I’ve recently finished the first draft of my second novel, “Under the Bed”. It’s set in New York in both 1969 and 1952. Time and place are integral to the story; the commonality between the two eras is anti-communism in the USA. I’ll only deal with the 1950’s in this blog.
“McCarthyism”, which was at the heart of the anti-communist movement, started in the late forties. You may be aware of the havoc and horror the Hollywood blacklist had on the lives of actors and screenwriters, many of whom were banned from writing or acting. Their careers, and often their entire lives were left in shambles. A number also went to jail. Dashiell Hammett is one of the more famous names of people who served time. He died a year after his release. Lillian Hellman, was also brought before by the House Un-American Activities Committee – HUAC. She took a landmark stand, later known as the ‘Diminished Fifth’, in which she was willing to talk about her own activities but refused to talk of others .
Paul Robeson and Charlie Chaplin were also victims of the HUAC. Chaplin, who was born in England, was refused re-entry into the USA in 1952, and ultimately never returned to America. Paul Robeson’s passport was confiscated, leaving him unable to work abroad – he was already blacklisted from working in America. His career as a singer and his International Human Rights advocacy work were severely curtailed.
Influence of the House Un-American Activities Committee, reached far beyond Hollywood into many professions, including those in public service. University professors and elementary schoolteachers were asked to sign an oath swearing that they were not, nor ever had been a member of the Communist Party. Those who refused, which many did on principle, lost their jobs.

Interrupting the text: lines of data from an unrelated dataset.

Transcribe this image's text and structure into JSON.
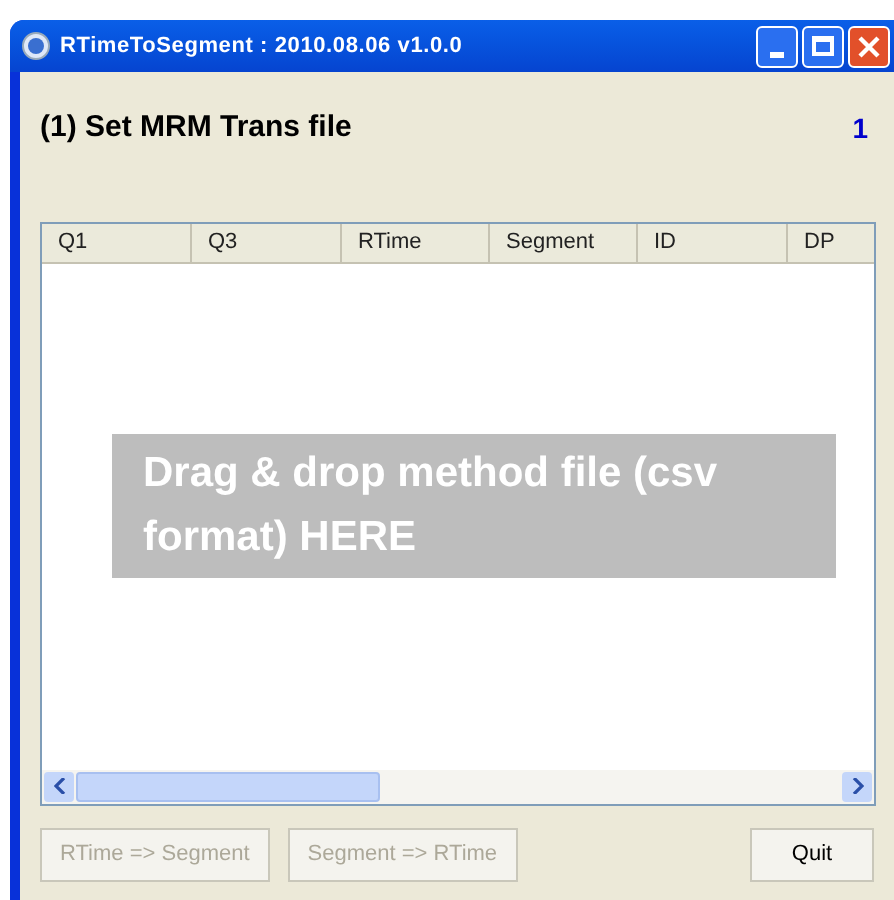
{
  "window": {
    "title": "RTimeToSegment : 2010.08.06 v1.0.0"
  },
  "step": {
    "title": "(1) Set MRM Trans file",
    "number": "1"
  },
  "table": {
    "columns": [
      "Q1",
      "Q3",
      "RTime",
      "Segment",
      "ID",
      "DP"
    ]
  },
  "drop_hint": "Drag & drop method file (csv format) HERE",
  "buttons": [
    {
      "label": "RTime => Segment",
      "disabled": true
    },
    {
      "label": "Segment => RTime",
      "disabled": true
    },
    {
      "label": "Quit",
      "disabled": false
    }
  ]
}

All serious stuff – but in researching the period, I came across some hilarious footage from the public service announcement of the ‘Duck and Cover Campaign’ that told people, and especially schoolchildren, what to do in the case of a nuclear attack – “Why, duck and cover of course!”.
Its simplicity might seem ludicrous to us now – perhaps it did to many people at the time – but it gives us a certain insight into an era of fear, tinged with naïveté , in the USA of the 1950’s.
I love the whole idea of exploring different time and place in writing. They’re usually the two challenges I first set myself when I start a new project. It’s so important in a novel in setting the tone.
Where do you set your work? Is it is always in the present, or in the town or country where you live? How does time and place affect your choice in the novels you read?
Let me know – I’d love to hear from you.